Could you find each line of the data below that contains the word "JSON" and copy those lines?

[Items from a dataset]
________________

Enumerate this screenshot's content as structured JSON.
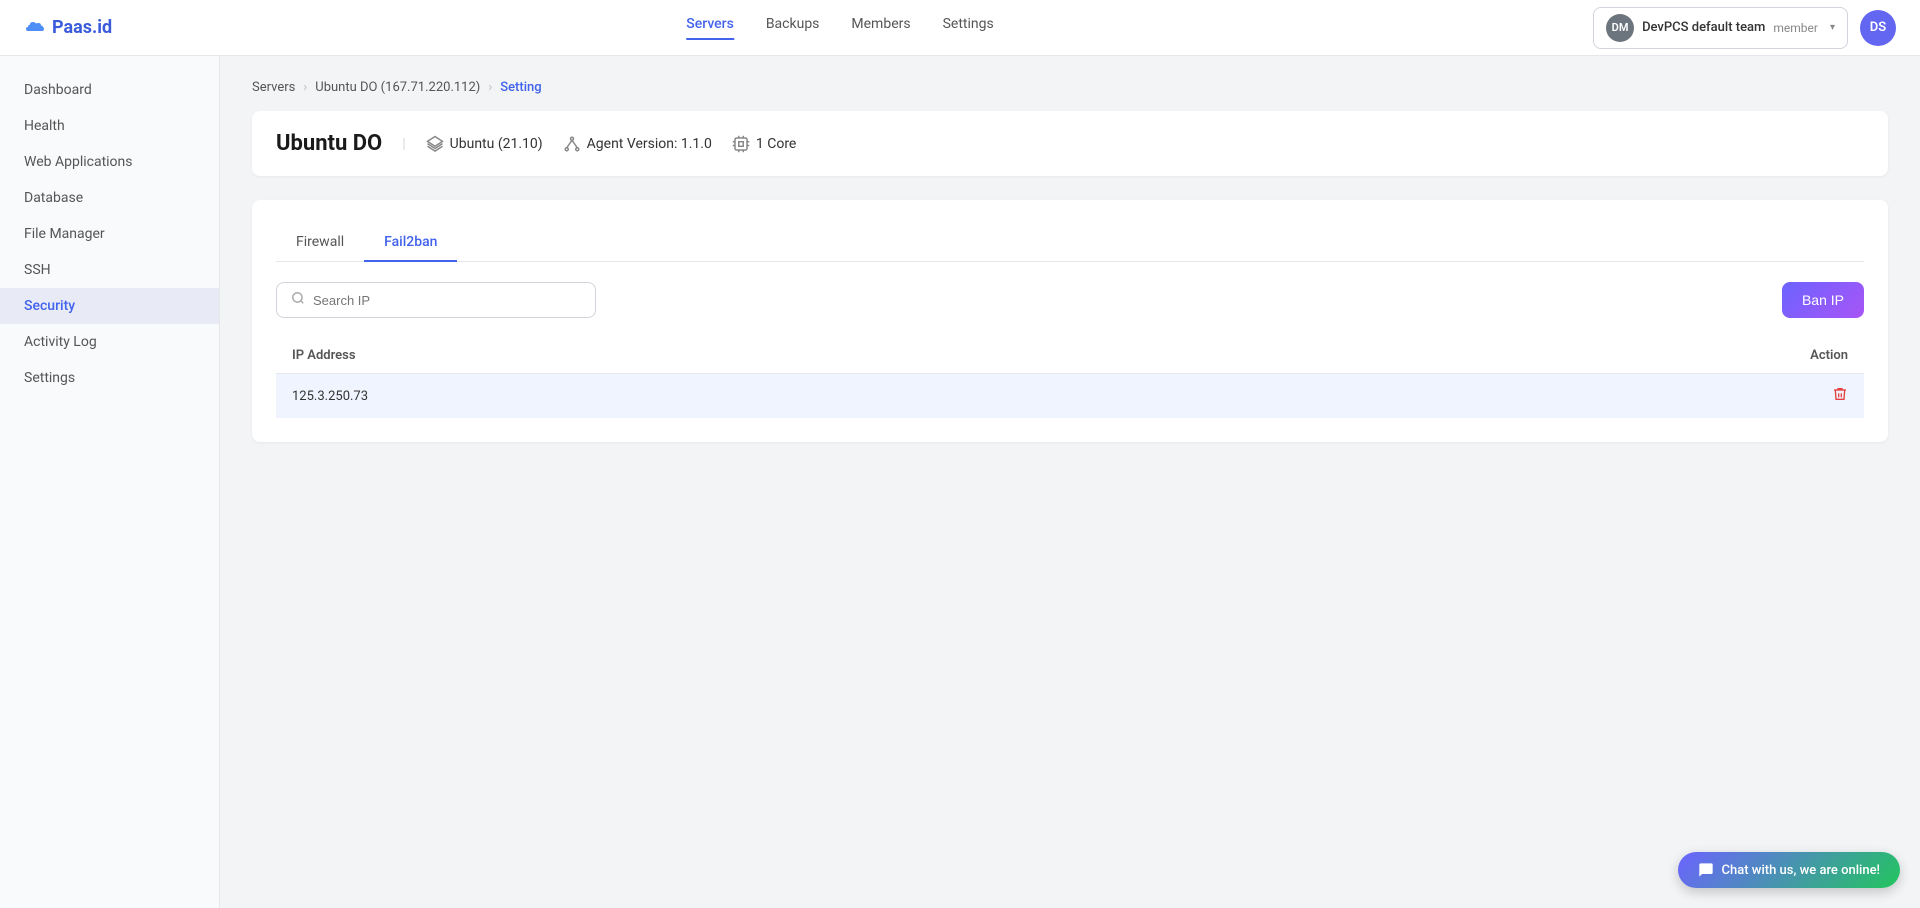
{
  "logo": {
    "text": "Paas.id"
  },
  "topnav": {
    "links": [
      {
        "label": "Servers",
        "active": true
      },
      {
        "label": "Backups",
        "active": false
      },
      {
        "label": "Members",
        "active": false
      },
      {
        "label": "Settings",
        "active": false
      }
    ],
    "team": {
      "initials": "DM",
      "name": "DevPCS default team",
      "role": "member"
    },
    "user": {
      "initials": "DS"
    }
  },
  "breadcrumb": {
    "servers": "Servers",
    "server": "Ubuntu DO (167.71.220.112)",
    "current": "Setting"
  },
  "server": {
    "name": "Ubuntu DO",
    "os": "Ubuntu (21.10)",
    "agent_label": "Agent Version:",
    "agent_version": "1.1.0",
    "cpu_label": "1 Core"
  },
  "sidebar": {
    "items": [
      {
        "label": "Dashboard",
        "active": false,
        "id": "dashboard"
      },
      {
        "label": "Health",
        "active": false,
        "id": "health"
      },
      {
        "label": "Web Applications",
        "active": false,
        "id": "web-applications"
      },
      {
        "label": "Database",
        "active": false,
        "id": "database"
      },
      {
        "label": "File Manager",
        "active": false,
        "id": "file-manager"
      },
      {
        "label": "SSH",
        "active": false,
        "id": "ssh"
      },
      {
        "label": "Security",
        "active": true,
        "id": "security"
      },
      {
        "label": "Activity Log",
        "active": false,
        "id": "activity-log"
      },
      {
        "label": "Settings",
        "active": false,
        "id": "settings"
      }
    ]
  },
  "tabs": [
    {
      "label": "Firewall",
      "active": false
    },
    {
      "label": "Fail2ban",
      "active": true
    }
  ],
  "search": {
    "placeholder": "Search IP"
  },
  "ban_ip_button": "Ban IP",
  "table": {
    "columns": [
      {
        "label": "IP Address"
      },
      {
        "label": "Action"
      }
    ],
    "rows": [
      {
        "ip": "125.3.250.73"
      }
    ]
  },
  "chat_widget": {
    "label": "Chat with us, we are online!"
  }
}
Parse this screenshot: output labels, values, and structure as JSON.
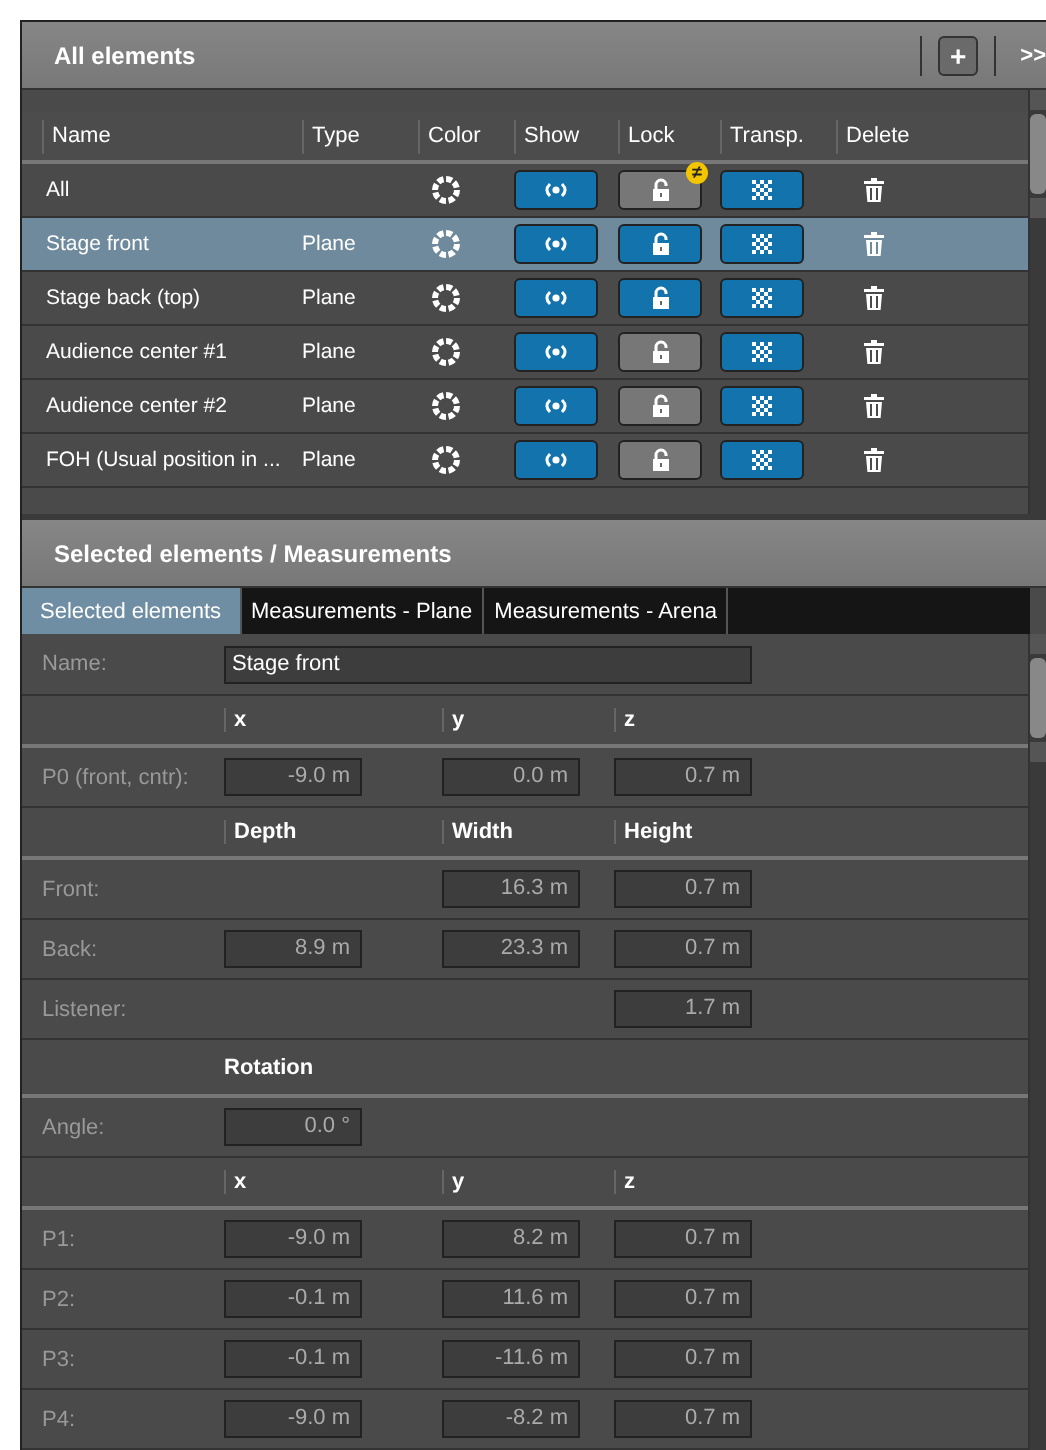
{
  "elements_panel": {
    "title": "All elements",
    "add_button": "+",
    "more_button": ">>",
    "columns": [
      "Name",
      "Type",
      "Color",
      "Show",
      "Lock",
      "Transp.",
      "Delete"
    ],
    "rows": [
      {
        "name": "All",
        "type": "",
        "selected": false,
        "show": true,
        "locked": false,
        "transparent": true,
        "badge": "≠"
      },
      {
        "name": "Stage front",
        "type": "Plane",
        "selected": true,
        "show": true,
        "locked": true,
        "transparent": true
      },
      {
        "name": "Stage back (top)",
        "type": "Plane",
        "selected": false,
        "show": true,
        "locked": true,
        "transparent": true
      },
      {
        "name": "Audience center #1",
        "type": "Plane",
        "selected": false,
        "show": true,
        "locked": false,
        "transparent": true
      },
      {
        "name": "Audience center #2",
        "type": "Plane",
        "selected": false,
        "show": true,
        "locked": false,
        "transparent": true
      },
      {
        "name": "FOH (Usual position in ...",
        "type": "Plane",
        "selected": false,
        "show": true,
        "locked": false,
        "transparent": true
      }
    ]
  },
  "selected_panel": {
    "title": "Selected elements / Measurements",
    "tabs": [
      {
        "label": "Selected elements",
        "selected": true
      },
      {
        "label": "Measurements - Plane",
        "selected": false
      },
      {
        "label": "Measurements - Arena",
        "selected": false
      }
    ],
    "rows": [
      {
        "kind": "name",
        "label": "Name:",
        "value": "Stage front"
      },
      {
        "kind": "header",
        "headings": [
          "x",
          "y",
          "z"
        ]
      },
      {
        "kind": "values",
        "label": "P0 (front, cntr):",
        "values": {
          "first": "-9.0 m",
          "second": "0.0 m",
          "third": "0.7 m"
        }
      },
      {
        "kind": "header",
        "headings": [
          "Depth",
          "Width",
          "Height"
        ]
      },
      {
        "kind": "values",
        "label": "Front:",
        "values": {
          "second": "16.3 m",
          "third": "0.7 m"
        }
      },
      {
        "kind": "values",
        "label": "Back:",
        "values": {
          "first": "8.9 m",
          "second": "23.3 m",
          "third": "0.7 m"
        }
      },
      {
        "kind": "values",
        "label": "Listener:",
        "values": {
          "third": "1.7 m"
        }
      },
      {
        "kind": "title",
        "heading": "Rotation"
      },
      {
        "kind": "values",
        "label": "Angle:",
        "values": {
          "first": "0.0 °"
        }
      },
      {
        "kind": "header",
        "headings": [
          "x",
          "y",
          "z"
        ]
      },
      {
        "kind": "values",
        "label": "P1:",
        "values": {
          "first": "-9.0 m",
          "second": "8.2 m",
          "third": "0.7 m"
        }
      },
      {
        "kind": "values",
        "label": "P2:",
        "values": {
          "first": "-0.1 m",
          "second": "11.6 m",
          "third": "0.7 m"
        }
      },
      {
        "kind": "values",
        "label": "P3:",
        "values": {
          "first": "-0.1 m",
          "second": "-11.6 m",
          "third": "0.7 m"
        }
      },
      {
        "kind": "values",
        "label": "P4:",
        "values": {
          "first": "-9.0 m",
          "second": "-8.2 m",
          "third": "0.7 m"
        }
      }
    ]
  }
}
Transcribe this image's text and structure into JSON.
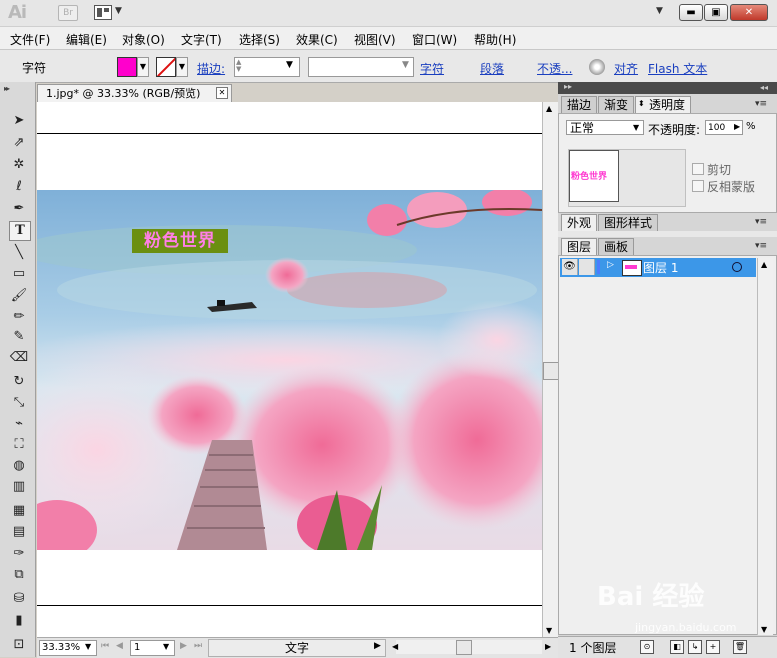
{
  "app": {
    "logo": "Ai",
    "bridge_label": "Br",
    "colors": {
      "fill": "#ff00cc",
      "layer_highlight": "#3c97e8",
      "link": "#1a3fbf"
    }
  },
  "window_controls": {
    "minimize": "▬",
    "restore": "▣",
    "close": "✕"
  },
  "menu": [
    "文件(F)",
    "编辑(E)",
    "对象(O)",
    "文字(T)",
    "选择(S)",
    "效果(C)",
    "视图(V)",
    "窗口(W)",
    "帮助(H)"
  ],
  "control_bar": {
    "label": "字符",
    "stroke_label": "描边:",
    "links": {
      "character": "字符",
      "paragraph": "段落",
      "opacity": "不透...",
      "align": "对齐",
      "flash_text": "Flash 文本"
    }
  },
  "document": {
    "tab_title": "1.jpg* @ 33.33% (RGB/预览)",
    "art_text": "粉色世界"
  },
  "status": {
    "zoom": "33.33%",
    "page": "1",
    "tool": "文字"
  },
  "panels": {
    "top_tabs": [
      "描边",
      "渐变",
      "透明度"
    ],
    "transparency": {
      "blend_mode": "正常",
      "opacity_label": "不透明度:",
      "opacity_value": "100",
      "opacity_unit": "%",
      "clip_label": "剪切",
      "invert_mask_label": "反相蒙版",
      "thumb_text": "粉色世界"
    },
    "mid_tabs": [
      "外观",
      "图形样式"
    ],
    "layer_tabs": [
      "图层",
      "画板"
    ],
    "layer_name": "图层 1",
    "layers_count": "1 个图层"
  },
  "watermark": {
    "main": "Bai 经验",
    "sub": "jingyan.baidu.com"
  }
}
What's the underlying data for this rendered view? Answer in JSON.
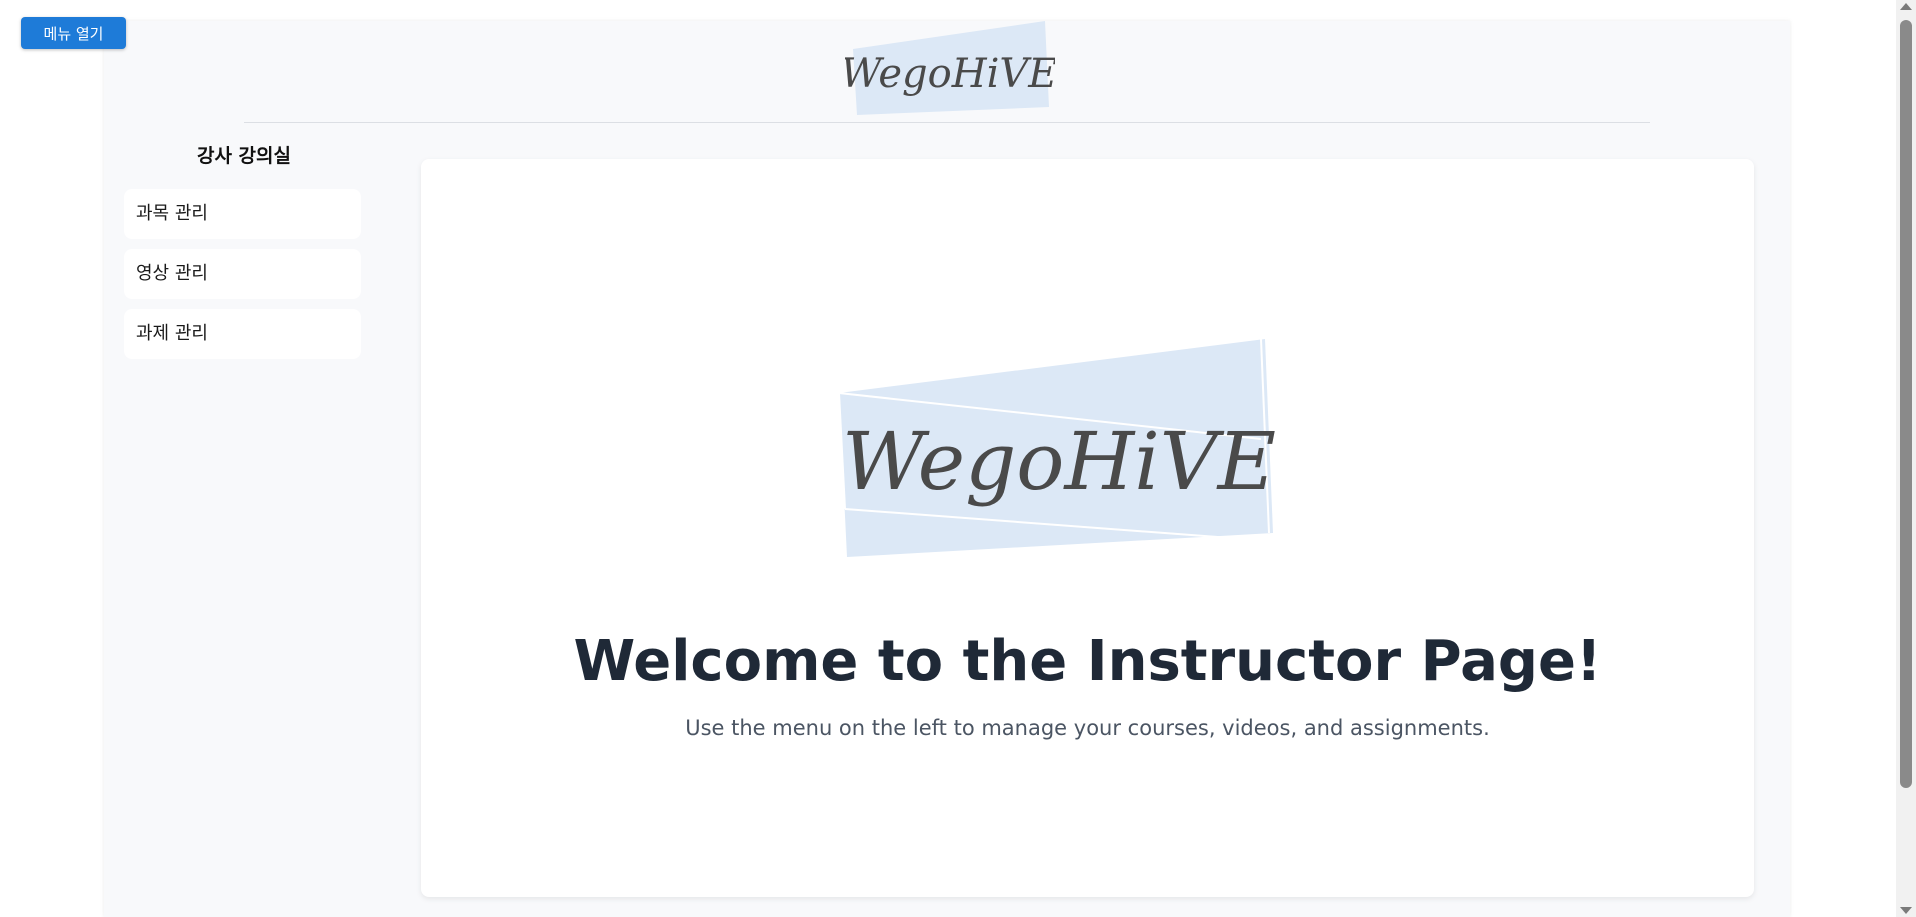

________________

PROBLEM SOLUTION:
Enumerate this screenshot's content as structured JSON.
Parse this screenshot: output labels, values, and structure as JSON.
Transcribe this image's text and structure into JSON.
What's the underlying data for this rendered view? Answer in JSON.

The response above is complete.